Give the data a second time, exactly and in full.

Source data section start

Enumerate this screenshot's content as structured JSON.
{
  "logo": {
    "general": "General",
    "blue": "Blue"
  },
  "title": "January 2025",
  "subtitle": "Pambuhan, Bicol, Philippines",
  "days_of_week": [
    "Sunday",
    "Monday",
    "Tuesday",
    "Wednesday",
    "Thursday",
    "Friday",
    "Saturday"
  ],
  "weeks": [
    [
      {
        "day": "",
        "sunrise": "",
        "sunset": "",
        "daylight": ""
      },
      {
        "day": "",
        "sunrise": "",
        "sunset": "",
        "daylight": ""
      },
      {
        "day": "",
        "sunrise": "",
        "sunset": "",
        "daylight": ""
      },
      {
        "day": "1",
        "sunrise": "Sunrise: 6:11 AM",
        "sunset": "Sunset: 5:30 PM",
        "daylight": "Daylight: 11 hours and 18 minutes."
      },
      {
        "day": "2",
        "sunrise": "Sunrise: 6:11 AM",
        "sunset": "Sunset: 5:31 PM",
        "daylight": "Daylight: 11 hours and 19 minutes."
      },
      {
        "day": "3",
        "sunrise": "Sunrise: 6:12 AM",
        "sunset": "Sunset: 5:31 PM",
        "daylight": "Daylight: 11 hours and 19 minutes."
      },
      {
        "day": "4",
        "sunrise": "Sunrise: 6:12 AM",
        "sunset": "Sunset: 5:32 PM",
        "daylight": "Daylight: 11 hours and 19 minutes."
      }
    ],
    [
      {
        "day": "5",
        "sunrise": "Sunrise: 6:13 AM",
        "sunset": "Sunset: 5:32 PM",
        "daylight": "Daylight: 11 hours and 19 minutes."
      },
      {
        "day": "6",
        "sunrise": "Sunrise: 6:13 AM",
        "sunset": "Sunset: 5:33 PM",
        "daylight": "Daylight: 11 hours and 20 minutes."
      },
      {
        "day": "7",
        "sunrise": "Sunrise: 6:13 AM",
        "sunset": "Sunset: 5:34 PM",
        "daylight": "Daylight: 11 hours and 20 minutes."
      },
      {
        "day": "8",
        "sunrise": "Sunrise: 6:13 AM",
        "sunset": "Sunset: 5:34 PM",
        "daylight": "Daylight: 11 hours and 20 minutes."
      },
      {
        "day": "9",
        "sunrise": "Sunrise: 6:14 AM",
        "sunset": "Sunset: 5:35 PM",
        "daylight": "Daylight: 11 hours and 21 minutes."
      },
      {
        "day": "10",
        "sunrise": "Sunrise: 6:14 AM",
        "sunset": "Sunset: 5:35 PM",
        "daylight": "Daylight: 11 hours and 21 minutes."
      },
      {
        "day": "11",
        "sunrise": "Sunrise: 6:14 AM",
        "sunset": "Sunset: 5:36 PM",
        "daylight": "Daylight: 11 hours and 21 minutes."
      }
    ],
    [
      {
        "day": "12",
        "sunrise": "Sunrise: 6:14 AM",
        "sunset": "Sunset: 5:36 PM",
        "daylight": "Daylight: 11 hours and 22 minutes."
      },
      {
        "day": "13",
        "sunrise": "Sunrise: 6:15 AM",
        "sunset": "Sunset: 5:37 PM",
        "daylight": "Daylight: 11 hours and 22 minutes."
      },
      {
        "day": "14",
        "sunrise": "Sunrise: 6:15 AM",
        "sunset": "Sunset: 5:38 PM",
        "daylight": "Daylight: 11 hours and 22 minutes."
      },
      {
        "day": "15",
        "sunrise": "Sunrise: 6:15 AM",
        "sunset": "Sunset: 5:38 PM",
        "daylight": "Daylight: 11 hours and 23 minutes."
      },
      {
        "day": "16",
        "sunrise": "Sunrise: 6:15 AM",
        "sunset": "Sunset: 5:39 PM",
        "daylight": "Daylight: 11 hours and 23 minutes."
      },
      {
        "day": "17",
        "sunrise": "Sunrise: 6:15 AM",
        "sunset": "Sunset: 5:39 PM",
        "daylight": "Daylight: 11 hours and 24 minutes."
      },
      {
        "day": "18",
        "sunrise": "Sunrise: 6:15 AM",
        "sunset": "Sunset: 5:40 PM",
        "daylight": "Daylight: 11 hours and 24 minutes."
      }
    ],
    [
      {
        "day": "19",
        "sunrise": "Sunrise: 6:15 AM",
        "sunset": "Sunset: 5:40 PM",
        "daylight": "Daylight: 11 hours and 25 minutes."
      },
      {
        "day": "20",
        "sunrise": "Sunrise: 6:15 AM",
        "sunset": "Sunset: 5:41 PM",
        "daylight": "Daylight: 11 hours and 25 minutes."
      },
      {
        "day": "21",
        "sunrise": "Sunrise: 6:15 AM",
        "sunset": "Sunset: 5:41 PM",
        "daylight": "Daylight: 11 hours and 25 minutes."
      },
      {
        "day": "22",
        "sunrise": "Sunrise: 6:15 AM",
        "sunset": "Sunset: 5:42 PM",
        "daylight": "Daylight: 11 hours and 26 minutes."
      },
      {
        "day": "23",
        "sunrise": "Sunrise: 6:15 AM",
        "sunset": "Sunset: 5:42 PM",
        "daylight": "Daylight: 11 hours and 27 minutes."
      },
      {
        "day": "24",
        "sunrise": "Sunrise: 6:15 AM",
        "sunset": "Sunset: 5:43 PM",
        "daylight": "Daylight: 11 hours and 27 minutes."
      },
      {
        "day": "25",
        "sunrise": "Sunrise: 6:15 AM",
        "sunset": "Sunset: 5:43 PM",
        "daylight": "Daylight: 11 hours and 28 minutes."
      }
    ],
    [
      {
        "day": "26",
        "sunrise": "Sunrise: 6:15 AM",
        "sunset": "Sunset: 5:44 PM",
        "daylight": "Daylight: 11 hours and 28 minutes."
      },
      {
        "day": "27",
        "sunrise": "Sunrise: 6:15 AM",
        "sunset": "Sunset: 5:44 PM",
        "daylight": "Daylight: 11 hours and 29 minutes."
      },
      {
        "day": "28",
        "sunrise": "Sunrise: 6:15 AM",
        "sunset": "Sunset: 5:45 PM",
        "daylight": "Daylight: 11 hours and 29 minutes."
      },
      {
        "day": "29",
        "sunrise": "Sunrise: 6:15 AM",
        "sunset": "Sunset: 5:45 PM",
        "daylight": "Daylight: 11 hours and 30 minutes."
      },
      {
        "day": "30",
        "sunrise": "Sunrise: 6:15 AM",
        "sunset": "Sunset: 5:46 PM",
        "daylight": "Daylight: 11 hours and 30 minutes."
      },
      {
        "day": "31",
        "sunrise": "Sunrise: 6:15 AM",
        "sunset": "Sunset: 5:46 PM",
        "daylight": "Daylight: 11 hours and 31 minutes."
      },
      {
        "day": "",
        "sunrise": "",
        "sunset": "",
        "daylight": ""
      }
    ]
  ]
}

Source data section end

Reply:
Enumerate this screenshot's content as structured JSON.
{
  "logo": {
    "general": "General",
    "blue": "Blue"
  },
  "title": "January 2025",
  "subtitle": "Pambuhan, Bicol, Philippines",
  "days_of_week": [
    "Sunday",
    "Monday",
    "Tuesday",
    "Wednesday",
    "Thursday",
    "Friday",
    "Saturday"
  ],
  "weeks": [
    [
      {
        "day": "",
        "sunrise": "",
        "sunset": "",
        "daylight": ""
      },
      {
        "day": "",
        "sunrise": "",
        "sunset": "",
        "daylight": ""
      },
      {
        "day": "",
        "sunrise": "",
        "sunset": "",
        "daylight": ""
      },
      {
        "day": "1",
        "sunrise": "Sunrise: 6:11 AM",
        "sunset": "Sunset: 5:30 PM",
        "daylight": "Daylight: 11 hours and 18 minutes."
      },
      {
        "day": "2",
        "sunrise": "Sunrise: 6:11 AM",
        "sunset": "Sunset: 5:31 PM",
        "daylight": "Daylight: 11 hours and 19 minutes."
      },
      {
        "day": "3",
        "sunrise": "Sunrise: 6:12 AM",
        "sunset": "Sunset: 5:31 PM",
        "daylight": "Daylight: 11 hours and 19 minutes."
      },
      {
        "day": "4",
        "sunrise": "Sunrise: 6:12 AM",
        "sunset": "Sunset: 5:32 PM",
        "daylight": "Daylight: 11 hours and 19 minutes."
      }
    ],
    [
      {
        "day": "5",
        "sunrise": "Sunrise: 6:13 AM",
        "sunset": "Sunset: 5:32 PM",
        "daylight": "Daylight: 11 hours and 19 minutes."
      },
      {
        "day": "6",
        "sunrise": "Sunrise: 6:13 AM",
        "sunset": "Sunset: 5:33 PM",
        "daylight": "Daylight: 11 hours and 20 minutes."
      },
      {
        "day": "7",
        "sunrise": "Sunrise: 6:13 AM",
        "sunset": "Sunset: 5:34 PM",
        "daylight": "Daylight: 11 hours and 20 minutes."
      },
      {
        "day": "8",
        "sunrise": "Sunrise: 6:13 AM",
        "sunset": "Sunset: 5:34 PM",
        "daylight": "Daylight: 11 hours and 20 minutes."
      },
      {
        "day": "9",
        "sunrise": "Sunrise: 6:14 AM",
        "sunset": "Sunset: 5:35 PM",
        "daylight": "Daylight: 11 hours and 21 minutes."
      },
      {
        "day": "10",
        "sunrise": "Sunrise: 6:14 AM",
        "sunset": "Sunset: 5:35 PM",
        "daylight": "Daylight: 11 hours and 21 minutes."
      },
      {
        "day": "11",
        "sunrise": "Sunrise: 6:14 AM",
        "sunset": "Sunset: 5:36 PM",
        "daylight": "Daylight: 11 hours and 21 minutes."
      }
    ],
    [
      {
        "day": "12",
        "sunrise": "Sunrise: 6:14 AM",
        "sunset": "Sunset: 5:36 PM",
        "daylight": "Daylight: 11 hours and 22 minutes."
      },
      {
        "day": "13",
        "sunrise": "Sunrise: 6:15 AM",
        "sunset": "Sunset: 5:37 PM",
        "daylight": "Daylight: 11 hours and 22 minutes."
      },
      {
        "day": "14",
        "sunrise": "Sunrise: 6:15 AM",
        "sunset": "Sunset: 5:38 PM",
        "daylight": "Daylight: 11 hours and 22 minutes."
      },
      {
        "day": "15",
        "sunrise": "Sunrise: 6:15 AM",
        "sunset": "Sunset: 5:38 PM",
        "daylight": "Daylight: 11 hours and 23 minutes."
      },
      {
        "day": "16",
        "sunrise": "Sunrise: 6:15 AM",
        "sunset": "Sunset: 5:39 PM",
        "daylight": "Daylight: 11 hours and 23 minutes."
      },
      {
        "day": "17",
        "sunrise": "Sunrise: 6:15 AM",
        "sunset": "Sunset: 5:39 PM",
        "daylight": "Daylight: 11 hours and 24 minutes."
      },
      {
        "day": "18",
        "sunrise": "Sunrise: 6:15 AM",
        "sunset": "Sunset: 5:40 PM",
        "daylight": "Daylight: 11 hours and 24 minutes."
      }
    ],
    [
      {
        "day": "19",
        "sunrise": "Sunrise: 6:15 AM",
        "sunset": "Sunset: 5:40 PM",
        "daylight": "Daylight: 11 hours and 25 minutes."
      },
      {
        "day": "20",
        "sunrise": "Sunrise: 6:15 AM",
        "sunset": "Sunset: 5:41 PM",
        "daylight": "Daylight: 11 hours and 25 minutes."
      },
      {
        "day": "21",
        "sunrise": "Sunrise: 6:15 AM",
        "sunset": "Sunset: 5:41 PM",
        "daylight": "Daylight: 11 hours and 25 minutes."
      },
      {
        "day": "22",
        "sunrise": "Sunrise: 6:15 AM",
        "sunset": "Sunset: 5:42 PM",
        "daylight": "Daylight: 11 hours and 26 minutes."
      },
      {
        "day": "23",
        "sunrise": "Sunrise: 6:15 AM",
        "sunset": "Sunset: 5:42 PM",
        "daylight": "Daylight: 11 hours and 27 minutes."
      },
      {
        "day": "24",
        "sunrise": "Sunrise: 6:15 AM",
        "sunset": "Sunset: 5:43 PM",
        "daylight": "Daylight: 11 hours and 27 minutes."
      },
      {
        "day": "25",
        "sunrise": "Sunrise: 6:15 AM",
        "sunset": "Sunset: 5:43 PM",
        "daylight": "Daylight: 11 hours and 28 minutes."
      }
    ],
    [
      {
        "day": "26",
        "sunrise": "Sunrise: 6:15 AM",
        "sunset": "Sunset: 5:44 PM",
        "daylight": "Daylight: 11 hours and 28 minutes."
      },
      {
        "day": "27",
        "sunrise": "Sunrise: 6:15 AM",
        "sunset": "Sunset: 5:44 PM",
        "daylight": "Daylight: 11 hours and 29 minutes."
      },
      {
        "day": "28",
        "sunrise": "Sunrise: 6:15 AM",
        "sunset": "Sunset: 5:45 PM",
        "daylight": "Daylight: 11 hours and 29 minutes."
      },
      {
        "day": "29",
        "sunrise": "Sunrise: 6:15 AM",
        "sunset": "Sunset: 5:45 PM",
        "daylight": "Daylight: 11 hours and 30 minutes."
      },
      {
        "day": "30",
        "sunrise": "Sunrise: 6:15 AM",
        "sunset": "Sunset: 5:46 PM",
        "daylight": "Daylight: 11 hours and 30 minutes."
      },
      {
        "day": "31",
        "sunrise": "Sunrise: 6:15 AM",
        "sunset": "Sunset: 5:46 PM",
        "daylight": "Daylight: 11 hours and 31 minutes."
      },
      {
        "day": "",
        "sunrise": "",
        "sunset": "",
        "daylight": ""
      }
    ]
  ]
}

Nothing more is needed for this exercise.